Spectrum Health has hundreds of volunteers in the Child Life Volunteer program who get to do just that, spending countless hours putting smiles on the faces of children.
But it's not just fun, it's actually integral to a newborn's development.
They do everything from cuddling newborns to playing games with teenagers. Parents can't always be at the hospital with their child — many have jobs or have to go home and take care of other kids, so the volunteers play a crucial role.
Medical experts say eye contact and TLC are essential for a baby's development.
“Some hospitals call them cuddlers or baby holders. And we do have some babies who can use the extra attention and positive development by being held more often," says Kim Francis, Volunteers Services Manager for Spectrum Health.
Every week for the last 10 years, Jean Kraai has volunteered three hours of her time to help brighten the day for children.
“I love coming here it’s my favorite day of the week. They do like eye contact, yeah.
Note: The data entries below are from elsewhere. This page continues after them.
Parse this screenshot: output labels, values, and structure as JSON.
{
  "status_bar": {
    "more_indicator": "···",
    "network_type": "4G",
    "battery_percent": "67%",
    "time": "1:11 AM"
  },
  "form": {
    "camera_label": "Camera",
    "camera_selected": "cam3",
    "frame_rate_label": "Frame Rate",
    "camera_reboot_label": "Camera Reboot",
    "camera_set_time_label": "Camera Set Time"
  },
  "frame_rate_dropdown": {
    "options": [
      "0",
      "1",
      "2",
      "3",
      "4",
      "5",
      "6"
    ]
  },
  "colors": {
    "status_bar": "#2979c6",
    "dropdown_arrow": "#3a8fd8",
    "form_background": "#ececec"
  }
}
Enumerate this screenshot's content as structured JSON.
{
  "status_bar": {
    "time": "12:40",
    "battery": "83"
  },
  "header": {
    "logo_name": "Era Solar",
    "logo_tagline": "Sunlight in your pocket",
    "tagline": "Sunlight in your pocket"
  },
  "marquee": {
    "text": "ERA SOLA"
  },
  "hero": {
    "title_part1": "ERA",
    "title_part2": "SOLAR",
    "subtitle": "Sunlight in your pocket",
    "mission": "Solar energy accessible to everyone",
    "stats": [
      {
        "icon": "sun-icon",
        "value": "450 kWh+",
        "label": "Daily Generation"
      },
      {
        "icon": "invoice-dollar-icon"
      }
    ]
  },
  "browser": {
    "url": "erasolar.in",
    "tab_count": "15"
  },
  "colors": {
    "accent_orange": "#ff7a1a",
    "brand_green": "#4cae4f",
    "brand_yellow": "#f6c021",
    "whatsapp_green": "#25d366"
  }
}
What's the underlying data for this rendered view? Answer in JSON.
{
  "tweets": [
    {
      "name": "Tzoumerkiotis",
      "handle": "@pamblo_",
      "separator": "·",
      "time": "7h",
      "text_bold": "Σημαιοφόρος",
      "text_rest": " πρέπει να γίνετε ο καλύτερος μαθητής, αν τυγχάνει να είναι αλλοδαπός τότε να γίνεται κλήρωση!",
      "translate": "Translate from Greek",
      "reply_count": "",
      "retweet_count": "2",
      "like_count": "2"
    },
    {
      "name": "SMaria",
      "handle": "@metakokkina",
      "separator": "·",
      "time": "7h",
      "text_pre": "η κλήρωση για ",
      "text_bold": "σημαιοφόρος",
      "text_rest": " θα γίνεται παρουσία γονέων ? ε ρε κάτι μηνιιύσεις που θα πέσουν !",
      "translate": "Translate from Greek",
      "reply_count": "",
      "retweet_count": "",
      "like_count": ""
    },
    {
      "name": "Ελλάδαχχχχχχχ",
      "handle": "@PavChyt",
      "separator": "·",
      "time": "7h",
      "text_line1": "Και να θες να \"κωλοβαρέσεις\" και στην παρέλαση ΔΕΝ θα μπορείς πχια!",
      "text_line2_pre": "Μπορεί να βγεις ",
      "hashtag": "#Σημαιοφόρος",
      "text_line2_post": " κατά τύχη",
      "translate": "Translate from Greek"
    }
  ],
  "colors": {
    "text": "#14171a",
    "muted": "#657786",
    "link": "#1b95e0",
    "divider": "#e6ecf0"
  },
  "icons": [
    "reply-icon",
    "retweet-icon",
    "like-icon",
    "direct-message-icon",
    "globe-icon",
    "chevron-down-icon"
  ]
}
And just rocking them and making them feel secure and making them feel like everything will be ok,” said Kraai.
Spectrum has more than 200 Child Life Volunteers that work at hospitals and outpatient clinics, but they're always looking for more.
Anyone interested can sign up on Spectrum's website.